Every line of the records that contains "room" should be tallied, and only the resulting number returned.

==================================================

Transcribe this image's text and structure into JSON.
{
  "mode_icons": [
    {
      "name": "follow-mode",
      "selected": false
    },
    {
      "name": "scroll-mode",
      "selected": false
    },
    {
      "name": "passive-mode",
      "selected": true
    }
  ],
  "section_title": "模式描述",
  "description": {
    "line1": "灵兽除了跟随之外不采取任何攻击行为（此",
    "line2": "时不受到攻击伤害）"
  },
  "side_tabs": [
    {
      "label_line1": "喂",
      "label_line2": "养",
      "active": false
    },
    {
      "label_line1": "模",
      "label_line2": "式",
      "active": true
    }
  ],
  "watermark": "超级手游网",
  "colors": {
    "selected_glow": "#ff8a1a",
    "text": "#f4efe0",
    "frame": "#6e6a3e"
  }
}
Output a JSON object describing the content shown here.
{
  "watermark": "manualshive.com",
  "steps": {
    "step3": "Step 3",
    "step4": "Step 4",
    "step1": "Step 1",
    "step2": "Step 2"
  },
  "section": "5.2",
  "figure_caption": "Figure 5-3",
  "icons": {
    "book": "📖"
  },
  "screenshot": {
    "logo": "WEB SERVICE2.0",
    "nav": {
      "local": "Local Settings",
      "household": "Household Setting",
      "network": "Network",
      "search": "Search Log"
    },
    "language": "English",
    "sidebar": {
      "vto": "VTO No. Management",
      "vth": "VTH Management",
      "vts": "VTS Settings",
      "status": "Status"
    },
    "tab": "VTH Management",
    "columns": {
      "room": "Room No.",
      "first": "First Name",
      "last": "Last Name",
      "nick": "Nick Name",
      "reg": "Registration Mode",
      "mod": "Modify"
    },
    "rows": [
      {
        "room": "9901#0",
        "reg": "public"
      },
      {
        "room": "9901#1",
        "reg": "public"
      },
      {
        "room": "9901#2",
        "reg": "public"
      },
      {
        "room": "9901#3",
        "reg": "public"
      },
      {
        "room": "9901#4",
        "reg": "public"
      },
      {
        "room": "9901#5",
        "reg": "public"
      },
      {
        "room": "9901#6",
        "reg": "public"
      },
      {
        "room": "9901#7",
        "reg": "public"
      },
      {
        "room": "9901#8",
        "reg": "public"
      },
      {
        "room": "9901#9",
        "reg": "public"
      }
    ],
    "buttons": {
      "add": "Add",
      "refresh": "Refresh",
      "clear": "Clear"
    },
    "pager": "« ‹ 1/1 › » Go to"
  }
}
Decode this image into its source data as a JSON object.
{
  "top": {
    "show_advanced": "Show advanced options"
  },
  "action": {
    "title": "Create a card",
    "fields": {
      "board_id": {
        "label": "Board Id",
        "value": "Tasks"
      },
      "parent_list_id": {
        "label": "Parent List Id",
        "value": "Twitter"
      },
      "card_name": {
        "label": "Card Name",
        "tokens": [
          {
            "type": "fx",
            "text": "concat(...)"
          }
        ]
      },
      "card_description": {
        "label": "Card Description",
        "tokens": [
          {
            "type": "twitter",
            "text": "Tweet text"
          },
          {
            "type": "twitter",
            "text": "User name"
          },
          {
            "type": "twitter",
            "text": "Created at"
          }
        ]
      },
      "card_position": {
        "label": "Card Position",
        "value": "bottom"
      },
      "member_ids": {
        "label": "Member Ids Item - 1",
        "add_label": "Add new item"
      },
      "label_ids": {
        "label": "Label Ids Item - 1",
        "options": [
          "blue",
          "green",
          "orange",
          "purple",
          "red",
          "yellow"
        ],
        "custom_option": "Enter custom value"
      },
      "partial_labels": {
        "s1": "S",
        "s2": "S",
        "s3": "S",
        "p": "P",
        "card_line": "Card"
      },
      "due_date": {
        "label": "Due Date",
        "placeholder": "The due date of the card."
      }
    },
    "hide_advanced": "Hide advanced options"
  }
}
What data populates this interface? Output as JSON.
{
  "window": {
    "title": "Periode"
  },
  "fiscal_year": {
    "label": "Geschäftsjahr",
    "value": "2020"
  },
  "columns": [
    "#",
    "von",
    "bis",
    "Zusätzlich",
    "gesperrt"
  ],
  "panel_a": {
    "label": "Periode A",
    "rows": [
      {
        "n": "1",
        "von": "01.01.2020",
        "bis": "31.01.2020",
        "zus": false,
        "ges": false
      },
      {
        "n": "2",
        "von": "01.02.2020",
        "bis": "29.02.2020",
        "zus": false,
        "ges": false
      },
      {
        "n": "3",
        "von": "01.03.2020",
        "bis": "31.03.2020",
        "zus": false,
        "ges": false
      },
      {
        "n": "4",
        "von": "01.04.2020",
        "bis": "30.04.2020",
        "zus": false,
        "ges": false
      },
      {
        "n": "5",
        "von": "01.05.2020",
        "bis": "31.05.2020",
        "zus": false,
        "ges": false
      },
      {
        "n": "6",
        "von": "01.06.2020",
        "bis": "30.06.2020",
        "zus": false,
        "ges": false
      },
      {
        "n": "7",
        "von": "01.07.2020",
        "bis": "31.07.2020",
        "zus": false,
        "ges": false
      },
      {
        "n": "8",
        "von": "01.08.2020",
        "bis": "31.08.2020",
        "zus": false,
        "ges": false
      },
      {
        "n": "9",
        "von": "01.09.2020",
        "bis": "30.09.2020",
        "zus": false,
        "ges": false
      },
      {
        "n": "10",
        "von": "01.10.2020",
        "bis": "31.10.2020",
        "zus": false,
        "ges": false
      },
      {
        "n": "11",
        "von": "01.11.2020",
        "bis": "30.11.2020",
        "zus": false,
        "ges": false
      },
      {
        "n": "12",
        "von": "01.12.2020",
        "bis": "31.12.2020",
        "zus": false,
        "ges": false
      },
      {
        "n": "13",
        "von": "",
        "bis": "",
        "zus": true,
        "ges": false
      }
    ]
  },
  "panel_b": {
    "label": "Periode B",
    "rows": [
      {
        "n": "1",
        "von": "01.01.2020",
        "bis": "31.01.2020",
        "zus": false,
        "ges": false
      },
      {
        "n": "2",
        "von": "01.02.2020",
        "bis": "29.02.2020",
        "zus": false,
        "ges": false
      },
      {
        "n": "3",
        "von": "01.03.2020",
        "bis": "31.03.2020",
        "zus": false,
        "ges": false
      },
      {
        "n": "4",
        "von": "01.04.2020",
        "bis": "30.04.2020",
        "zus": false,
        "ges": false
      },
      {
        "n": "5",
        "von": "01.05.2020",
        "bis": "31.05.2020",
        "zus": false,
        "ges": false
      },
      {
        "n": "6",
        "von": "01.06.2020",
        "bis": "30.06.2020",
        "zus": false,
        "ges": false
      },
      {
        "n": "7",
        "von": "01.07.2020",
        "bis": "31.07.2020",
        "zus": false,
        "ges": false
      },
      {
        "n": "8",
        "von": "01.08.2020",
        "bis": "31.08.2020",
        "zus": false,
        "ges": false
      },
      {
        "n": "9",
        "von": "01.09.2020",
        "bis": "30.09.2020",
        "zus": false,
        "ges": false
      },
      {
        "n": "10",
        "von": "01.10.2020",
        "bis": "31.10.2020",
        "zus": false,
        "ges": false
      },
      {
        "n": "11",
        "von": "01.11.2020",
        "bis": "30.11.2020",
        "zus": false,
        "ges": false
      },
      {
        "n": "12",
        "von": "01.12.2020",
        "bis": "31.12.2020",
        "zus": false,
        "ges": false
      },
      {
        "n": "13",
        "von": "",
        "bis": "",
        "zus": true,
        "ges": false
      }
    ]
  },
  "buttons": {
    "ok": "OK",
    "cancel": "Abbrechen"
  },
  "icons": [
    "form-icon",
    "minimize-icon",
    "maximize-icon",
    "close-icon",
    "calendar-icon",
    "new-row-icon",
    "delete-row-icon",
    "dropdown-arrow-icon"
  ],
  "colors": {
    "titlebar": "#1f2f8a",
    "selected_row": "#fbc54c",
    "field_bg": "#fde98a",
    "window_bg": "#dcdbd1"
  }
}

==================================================

» **RESPONSE**: 11